Cyrillus nodded, thinking the tactic was a mercy. He thought it lucky that most of the soldiers had escaped it themselves, but then the sickness was only contracted if an Eleuthan managed to ravage your body but let you live, for the sport of it.
"What else?" asked Cyrillus.
"The Eleuthan will all die," said Heron.
"We must ensure it," said Zephron, "and seal up the mountain cracks."
"We must make sacrifices to the mountain," said Heron sternly, glaring at Zephron.
"I apologize for overstepping my...jurisdiction," said Zephron. "But wouldn't it be prudent to cut off the Eleuthan's access to us?"
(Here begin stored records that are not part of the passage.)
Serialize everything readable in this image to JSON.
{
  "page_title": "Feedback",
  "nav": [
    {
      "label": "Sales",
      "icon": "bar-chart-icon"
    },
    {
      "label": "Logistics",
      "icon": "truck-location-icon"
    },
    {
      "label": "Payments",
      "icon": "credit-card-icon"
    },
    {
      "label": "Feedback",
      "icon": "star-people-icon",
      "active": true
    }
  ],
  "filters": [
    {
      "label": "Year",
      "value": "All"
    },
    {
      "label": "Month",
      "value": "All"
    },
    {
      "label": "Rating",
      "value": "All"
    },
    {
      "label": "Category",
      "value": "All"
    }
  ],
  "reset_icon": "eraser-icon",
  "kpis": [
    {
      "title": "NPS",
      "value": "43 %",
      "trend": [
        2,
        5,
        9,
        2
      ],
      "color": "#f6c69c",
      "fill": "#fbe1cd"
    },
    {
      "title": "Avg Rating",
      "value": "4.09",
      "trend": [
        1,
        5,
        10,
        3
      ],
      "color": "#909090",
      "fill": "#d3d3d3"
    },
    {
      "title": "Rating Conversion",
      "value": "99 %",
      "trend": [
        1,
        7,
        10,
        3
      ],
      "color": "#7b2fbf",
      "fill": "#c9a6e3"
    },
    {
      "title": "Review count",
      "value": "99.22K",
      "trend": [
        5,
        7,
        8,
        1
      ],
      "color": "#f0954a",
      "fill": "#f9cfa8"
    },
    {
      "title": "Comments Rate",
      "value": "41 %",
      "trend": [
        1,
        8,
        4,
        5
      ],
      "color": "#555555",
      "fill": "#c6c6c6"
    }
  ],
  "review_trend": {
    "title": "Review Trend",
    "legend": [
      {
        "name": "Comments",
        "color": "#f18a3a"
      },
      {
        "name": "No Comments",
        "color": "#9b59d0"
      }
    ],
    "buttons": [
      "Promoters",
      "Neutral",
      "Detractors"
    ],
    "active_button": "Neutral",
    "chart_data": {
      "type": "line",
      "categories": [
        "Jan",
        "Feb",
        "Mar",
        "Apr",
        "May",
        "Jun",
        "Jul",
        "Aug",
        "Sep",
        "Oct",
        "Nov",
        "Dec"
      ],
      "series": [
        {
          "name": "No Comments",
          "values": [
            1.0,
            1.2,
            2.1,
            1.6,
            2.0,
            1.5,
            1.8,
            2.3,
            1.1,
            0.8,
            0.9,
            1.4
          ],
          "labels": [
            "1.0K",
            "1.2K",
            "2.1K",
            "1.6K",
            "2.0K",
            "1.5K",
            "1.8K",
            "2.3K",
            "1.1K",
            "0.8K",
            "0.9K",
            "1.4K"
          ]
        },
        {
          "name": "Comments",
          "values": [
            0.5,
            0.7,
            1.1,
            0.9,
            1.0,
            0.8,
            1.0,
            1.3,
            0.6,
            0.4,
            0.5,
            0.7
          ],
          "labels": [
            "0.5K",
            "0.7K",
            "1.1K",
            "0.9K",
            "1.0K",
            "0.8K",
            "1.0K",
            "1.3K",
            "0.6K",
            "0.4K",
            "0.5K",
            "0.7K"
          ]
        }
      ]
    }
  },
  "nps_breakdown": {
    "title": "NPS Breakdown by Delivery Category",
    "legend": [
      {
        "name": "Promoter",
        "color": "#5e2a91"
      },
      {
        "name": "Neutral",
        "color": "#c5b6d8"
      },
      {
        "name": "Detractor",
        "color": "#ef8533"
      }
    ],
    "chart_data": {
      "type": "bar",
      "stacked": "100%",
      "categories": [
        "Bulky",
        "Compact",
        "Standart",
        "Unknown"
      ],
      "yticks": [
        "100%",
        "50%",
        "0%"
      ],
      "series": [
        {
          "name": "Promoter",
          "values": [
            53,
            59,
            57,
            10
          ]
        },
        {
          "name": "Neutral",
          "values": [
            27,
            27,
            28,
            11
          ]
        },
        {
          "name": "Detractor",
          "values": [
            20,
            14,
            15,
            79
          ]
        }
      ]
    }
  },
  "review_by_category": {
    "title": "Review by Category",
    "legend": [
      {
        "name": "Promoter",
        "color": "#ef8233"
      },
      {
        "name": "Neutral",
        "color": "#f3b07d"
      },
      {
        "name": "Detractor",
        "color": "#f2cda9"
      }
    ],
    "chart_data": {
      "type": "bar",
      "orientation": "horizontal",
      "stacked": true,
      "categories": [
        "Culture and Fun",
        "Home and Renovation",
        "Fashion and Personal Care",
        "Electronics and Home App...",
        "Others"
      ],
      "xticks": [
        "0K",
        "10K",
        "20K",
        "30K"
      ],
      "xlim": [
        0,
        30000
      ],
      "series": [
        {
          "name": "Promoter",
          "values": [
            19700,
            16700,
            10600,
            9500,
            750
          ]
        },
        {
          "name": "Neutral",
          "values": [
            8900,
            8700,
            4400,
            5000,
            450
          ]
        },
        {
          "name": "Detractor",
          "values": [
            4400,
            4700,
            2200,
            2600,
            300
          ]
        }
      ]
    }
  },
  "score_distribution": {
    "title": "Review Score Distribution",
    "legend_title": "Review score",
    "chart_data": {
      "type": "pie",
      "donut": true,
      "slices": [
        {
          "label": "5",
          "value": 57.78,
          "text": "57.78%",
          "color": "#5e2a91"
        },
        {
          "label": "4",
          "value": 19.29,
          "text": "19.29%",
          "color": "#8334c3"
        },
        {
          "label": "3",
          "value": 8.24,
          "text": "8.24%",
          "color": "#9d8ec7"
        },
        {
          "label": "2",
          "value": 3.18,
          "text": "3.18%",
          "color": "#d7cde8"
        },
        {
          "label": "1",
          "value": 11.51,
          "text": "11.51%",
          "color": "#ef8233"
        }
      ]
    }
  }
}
"The mountain must breathe!" exclaimed Heron indignantly. "The fires inside require air, as all fires do. The gods would not forgive us if we let the mountain die by strangling its lungs!"
Zephron stared at Heron, not sure how to respond.
"I only meant it as a practical matter--"
"You should adhere to what you do best," said Heron, his cheeks reddening, "and leave spiritual matters to spiritual men."
"Are you implying that--"
"Heron," said Cyrillus, "what of Phaistos himself?"
"He will win the battle," said Heron.
"You know what I mean," said Cyrillus.
"You want to know if he will take the throne," said Zephron.
"He will have the will of the people with him if, I should say when he wins this battle."
"And you worry that he will turn his forces towards the capital," said Zephron.
"Yes," said Cyrillus after a moment's pause. He looked at Heron. "I only worry for the men. They need rest."
Zephron warily glanced over at Heron. The man was an unknown quantity, since his allegiance was to his order and to the gods.
"The gods have favored Phaistos so far," said Heron. "It is always possible that they should change their mind, but the words the flames speak do not allow me to read that far into the future."
"I am only concerned with returning the citadel of Kastri to its former glory. Any war in another region is not my primary concern."
"Your citadel will be affected--" said Cyrillus quickly.
"Of course. I only said it is not my primary concern," said Zephron.
Cyrillus walked over to Zephron and spoke into his ear.
"Hate burns in Phaistos' heart," he said in a whisper. "Hate born of loss. He enjoys killing and he will not stop even if peace is attainable. He is a creature of war and is not fit to be our ruler."
"You are jealous he took your army from you--"
Cyrillus grabbed Zephron's arm by the elbow and twisted it back so that Zephron had to kneel at the pain.
"Watch your words," hissed Cyrillus.
"This is unseamly conduct," said Heron. "Desist."
Cyrillus let go and Zephron stood. He straightened his tunic and finished off his cup of wine.
"My apologizies," said Zephron. He bowed to both Cyrillus and Heron in turn, then left the tent.
"I am sorry," said Cyrillus to Heron. Heron nodded.
"The winds of the future can always change, if a man takes action," said Heron. The two men looked at each other in a still silence. "I'll leave you with that thought."
Heron bowed and left the tent as well. Cyrillus stood again at the entrance and watched him leave for the mess, then turned to watch Phaistos' large form striding across the battle field, shouting orders. Cyrillus felt his nervousness leave his body as a course of action made itself apparent to him.